Here is a simple guide to BMI and calculating this figure with a missing limb or limbs.
As you probably already know, BMI is a measurement of your weight divided by your height. Typically, this is measured in kilograms over meters.
Contrary to popular belief, your BMI number does not indicate your body fat. Rather it can help determine what weight category you fall into which correlates with your level of health. Categories include underweight, normal, healthy, overweight, and obese.
As dictated by the Center of Disease Control, a Body Mass Index below 18.5 is considered underweight. A BMI over 25.0 is overweight, and above 30.0 is obese. Ideally, healthy weight status occurs when your BMI is between 18.5 and 25.0.
Those with limb loss often find it difficult to determine your BMI. Amputations result in patients inherently losing some weight, on average around 1 to 5 kilograms depending on the limb.
As someone with limb loss, you can calculate your body weight by dividing your body weight by the percentage of the amputated limb subtracted from a total of 100. Therefore, your body weight would be given by this simple formula:
For example, if you were to lose 5% of your body weight as a result of amputation, your body weight as calculated by this formula would be your present weight divided by 95, then multiplied by 100. Don’t worry about including the weight of your prosthetic or orthotic device.
Finally, to calculate your BMI, you would take that number and divide it by your height.

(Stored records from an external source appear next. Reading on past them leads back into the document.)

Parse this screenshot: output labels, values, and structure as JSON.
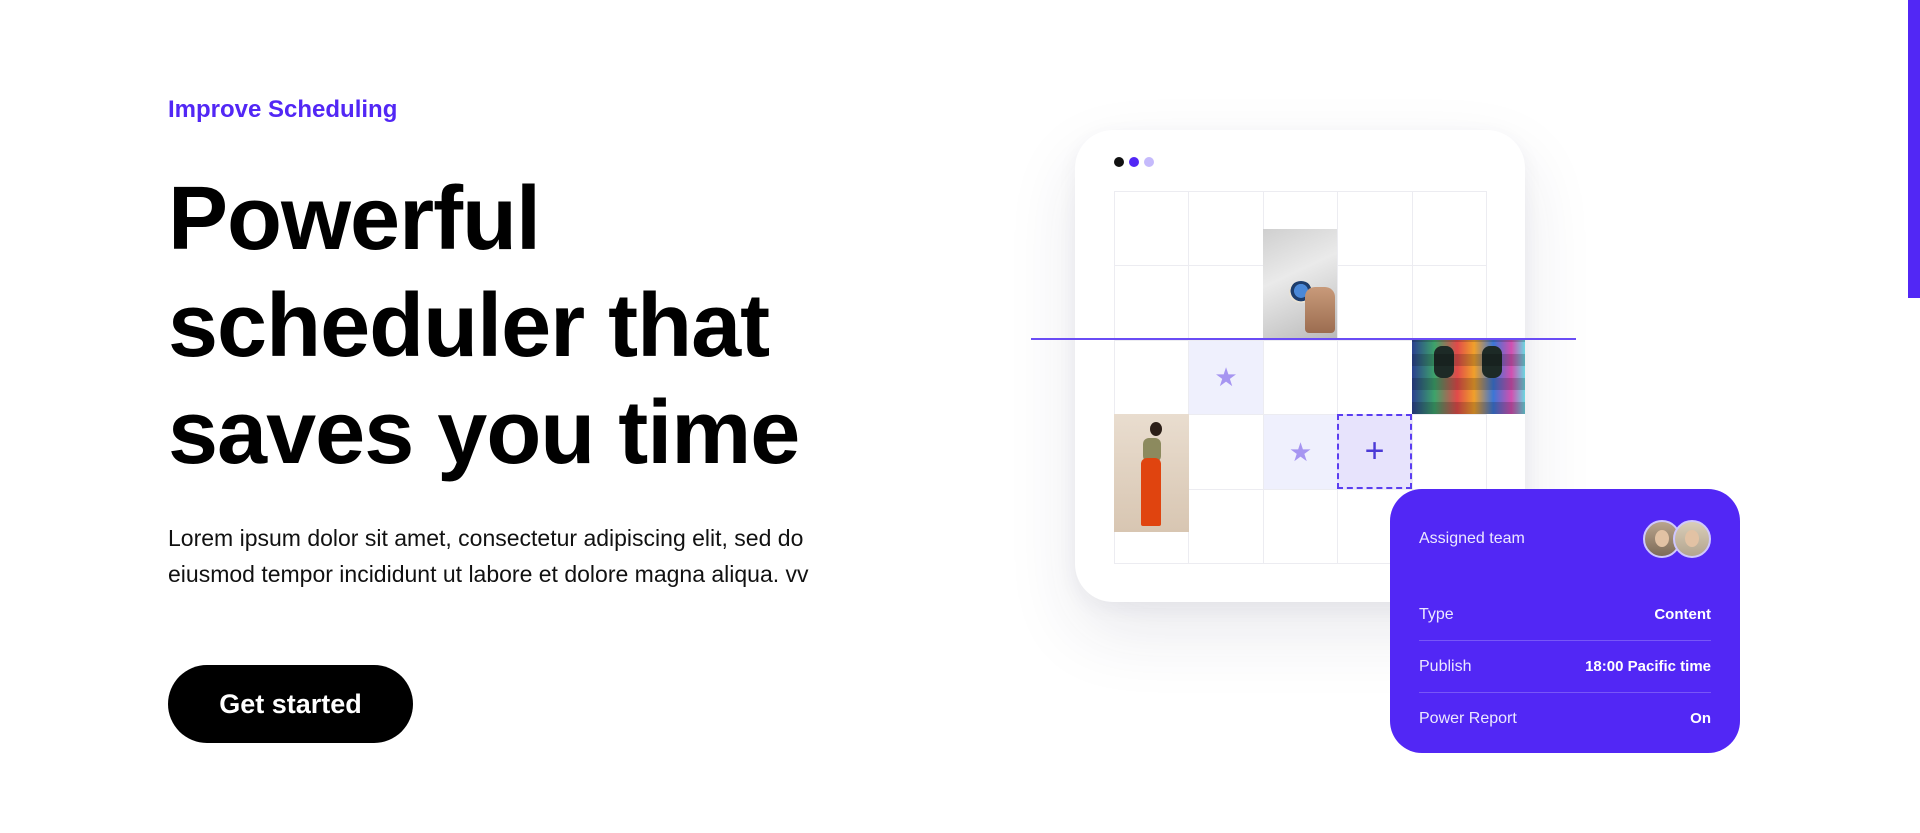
{
  "hero": {
    "eyebrow": "Improve Scheduling",
    "headline_lines": [
      "Powerful",
      "scheduler that",
      "saves you time"
    ],
    "description_lines": [
      "Lorem ipsum dolor sit amet, consectetur adipiscing elit, sed do",
      "eiusmod tempor incididunt ut labore et dolore magna aliqua. vv"
    ],
    "cta_label": "Get started"
  },
  "colors": {
    "accent": "#5227f5",
    "text": "#0b0b0b",
    "cell_tint": "#eff0fd",
    "star": "#a695f1",
    "window_dots": [
      "#111111",
      "#5227f5",
      "#c5bafc"
    ]
  },
  "scheduler": {
    "window_dot_icons": [
      "dot-icon",
      "dot-icon",
      "dot-icon"
    ],
    "grid_rows": 5,
    "grid_cols": 5,
    "tinted_cells": [
      [
        2,
        1
      ],
      [
        3,
        2
      ]
    ],
    "star_cells": [
      [
        2,
        1
      ],
      [
        3,
        2
      ]
    ],
    "photo_icons": [
      "coffee-photo",
      "dance-floor-photo",
      "woman-portrait-photo"
    ],
    "drop_target_icon": "plus-icon",
    "drop_target_symbol": "+"
  },
  "details": {
    "assigned_team_label": "Assigned team",
    "team_avatars": [
      "avatar-man",
      "avatar-woman"
    ],
    "rows": [
      {
        "label": "Type",
        "value": "Content"
      },
      {
        "label": "Publish",
        "value": "18:00 Pacific time"
      },
      {
        "label": "Power Report",
        "value": "On"
      }
    ]
  }
}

Losing a limb can make calculating your BMI a bit confusing. If you are having difficulty figuring it all out, our expert team is here to help!
Your quality of life and health are very important to us. Contact BioTech Limb and Brace today. Let us help you recognize your possibilities!
Your prosthesis is a unique tool that provides you with comfort and functionality. However, like any tool, your custom prosthesis can simply lose its effectiveness with time, especially due to a changing fit. Therefore, replacing your prosthesis is vital.
Most professionals recommend replacing your device every three to five years. Depending on your lifestyle, how much daily wear and tear your device experiences, and your personal preferences, your replacement may need to be made sooner.
Many invest in a new custom prosthesis sooner than later to avoid inconvenient maintenance visits and fees. Repairs add up over time. When parts are worn, your prosthesis does not function as it should. It can also be uncomfortable and require you to exert more energy.
To improve the efficiency of your device, your first socket should be replaced within the first three to six months. The socket will most likely have to be replaced two or three times within in the year. Frequent changes are best.
The longer you have your prostheses, the better you will get at recognizing residual limb changes. Your prosthetist will always have the best recommendations. Every three months, it is best to check in with your professional for preventative care.
For utmost comfort, wearing more than one sock can help. However, having to wear thicker ply socks is a sign of limb shrinkage. This can affect how well your socket fits your residual limb. Our BioTech comfort sockets help provide the most comfort and functionality.
Any red or sore area should be tended to immediately. That is usually a sign of the residual limb changing shape.
Learn about proper prosthetic socket care at BioTech Limb and Brace. Let our team help you improve your functionality and comfort with a custom prosthesis today!
We specialize in custom prosthetic and orthotic devices. Contact BioTech Limb and Brace to make an appointment or give us a call today to learn how we can help you recognize your possibilities.